I believe a variety of moral communities ought to be free to arise, with the variations among them due in part to the different ways in which their respective memberships chose to define “virtue.”  But this would be a desirable state of affairs only so long as all of those memberships accepted honesty as the one common virtue that every person in society must be required to accept as the non-negotiable starting point for any kind of discourse or interaction between the members of one moral community and the members of any other.  The members of each of the moral communities would be free to conduct their affairs by the moral code that they had accepted for themselves and their children—and then “sink or swim” accordingly.  (This relates to the goal of promoting commitment and responsibility.)

[3] Such truth groups could exist both online and in the real world; however, it seems to me that to work, online truth groups would have to require the use of real rather than anonymous identities in order to ensure accountability.  And, in any event, I think online truth groups should at most be adjuncts to real-world truth groups, since to be consistently honest and intolerant of dishonesty often takes courage, and so will require the real-world moral support of other people.

[4] Speaking for myself at least, I am content in the belief that in a society in which fully honest discourse existed (but only in a society in which fully honest discourse existed), rational and mutually agreeable solutions to our commonly shared problems would be found; so I have no desire to make an “end-run” around those solutions in advance by way of any “plotting and scheming.”

[5] In connection with this idea, consider the following line from the 2015 movie The Big Short:  “We live in an era of fraud in America.  Not just in banking, but in government, education, religion, food, even baseball… What bothers me isn’t that fraud is not ‘nice.’  Or that fraud is ‘mean.’  It’s that, for fifteen thousand years, fraud and short-sighted thinking have never, ever worked.  Not once.”

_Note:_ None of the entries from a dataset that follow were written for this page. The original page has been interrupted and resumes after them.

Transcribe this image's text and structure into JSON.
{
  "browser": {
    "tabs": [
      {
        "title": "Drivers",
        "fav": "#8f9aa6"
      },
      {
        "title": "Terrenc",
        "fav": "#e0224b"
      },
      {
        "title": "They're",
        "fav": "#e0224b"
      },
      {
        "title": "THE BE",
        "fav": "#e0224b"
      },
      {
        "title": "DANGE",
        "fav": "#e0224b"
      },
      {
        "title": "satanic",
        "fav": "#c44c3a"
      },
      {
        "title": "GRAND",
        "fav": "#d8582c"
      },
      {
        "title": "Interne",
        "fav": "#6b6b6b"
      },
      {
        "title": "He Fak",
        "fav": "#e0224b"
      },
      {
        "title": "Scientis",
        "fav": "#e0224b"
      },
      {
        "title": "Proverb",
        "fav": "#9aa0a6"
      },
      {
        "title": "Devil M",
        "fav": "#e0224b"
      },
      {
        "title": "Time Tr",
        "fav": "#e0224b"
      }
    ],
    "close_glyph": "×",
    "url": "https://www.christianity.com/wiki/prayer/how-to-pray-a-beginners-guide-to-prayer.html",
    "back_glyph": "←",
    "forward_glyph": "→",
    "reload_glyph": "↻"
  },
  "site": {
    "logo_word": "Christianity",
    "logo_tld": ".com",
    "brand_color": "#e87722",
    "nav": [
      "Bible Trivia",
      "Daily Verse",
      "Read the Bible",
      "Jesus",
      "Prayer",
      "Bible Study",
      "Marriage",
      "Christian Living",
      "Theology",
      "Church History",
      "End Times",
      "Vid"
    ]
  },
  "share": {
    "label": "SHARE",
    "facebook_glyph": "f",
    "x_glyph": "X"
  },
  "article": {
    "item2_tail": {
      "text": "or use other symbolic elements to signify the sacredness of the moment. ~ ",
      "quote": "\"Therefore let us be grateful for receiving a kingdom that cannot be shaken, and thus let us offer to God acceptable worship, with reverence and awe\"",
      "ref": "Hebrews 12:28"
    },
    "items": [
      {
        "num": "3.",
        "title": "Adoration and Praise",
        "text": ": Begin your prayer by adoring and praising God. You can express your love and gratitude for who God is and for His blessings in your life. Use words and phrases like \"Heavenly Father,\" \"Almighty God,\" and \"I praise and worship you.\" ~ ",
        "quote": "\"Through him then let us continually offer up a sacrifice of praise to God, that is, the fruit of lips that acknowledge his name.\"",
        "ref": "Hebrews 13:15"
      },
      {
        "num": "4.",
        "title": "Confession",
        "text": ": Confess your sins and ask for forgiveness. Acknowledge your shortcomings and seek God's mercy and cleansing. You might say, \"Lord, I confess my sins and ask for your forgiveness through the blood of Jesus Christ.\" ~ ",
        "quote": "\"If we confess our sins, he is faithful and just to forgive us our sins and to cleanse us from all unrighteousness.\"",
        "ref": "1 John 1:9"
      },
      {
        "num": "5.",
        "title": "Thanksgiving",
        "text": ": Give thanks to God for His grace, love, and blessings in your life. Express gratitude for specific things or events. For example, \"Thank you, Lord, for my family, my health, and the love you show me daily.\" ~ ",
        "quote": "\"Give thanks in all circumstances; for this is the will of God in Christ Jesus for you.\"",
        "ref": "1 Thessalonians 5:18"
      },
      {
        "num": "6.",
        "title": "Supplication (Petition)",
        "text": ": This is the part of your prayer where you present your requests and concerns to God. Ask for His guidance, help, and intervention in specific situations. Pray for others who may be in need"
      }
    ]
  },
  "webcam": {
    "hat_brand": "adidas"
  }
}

[6] I say “many truth group members” rather than “any truth group members” because I can imagine the occasional member “selling out” by getting a highly lucrative job that required him to lie as part of his job duties, which would make it impossible for him to remain a member of any genuine truth group.  But relatively few members of the honesty culture would be presented with such opportunities, so the general “ratchet effect” would still be at work.

[7] However, the “learning process” would of course continue even after the initial transition period had come to an end, since this learning process is necessarily one without end:  We can always be improving our knowledge of how other individuals will likely interpret, or make sense of, or react to, the communications that we make to them; and also improving our knowledge of how other individuals likely meant for us to interpret, or make sense of, or react to, the communications that they make to us.  This ongoing learning process is the means by which we move toward increasingly effective communication—thus giving rise to an ever-closer or ever-tighter “meeting of minds” or “coming together of minds” or “gathering of minds” (which is, in fact, more or less what the words “communicate” and “commune” and “community” literally mean according to their etymologies).

Also, it would be sensible for truth group members to first reach agreement about, and focus their attention on, the more obvious and egregious types of lying.  Then, over time, as a result of having become more accustomed to giving careful thought about the general problem of dishonesty, the types of dishonesty that initially seemed to many members to be “non-obvious”—the types about which the members were initially unable to reach agreement—would gradually begin to appear to the general truth group membership to more obviously be instances of dishonesty than they once appeared to them to be.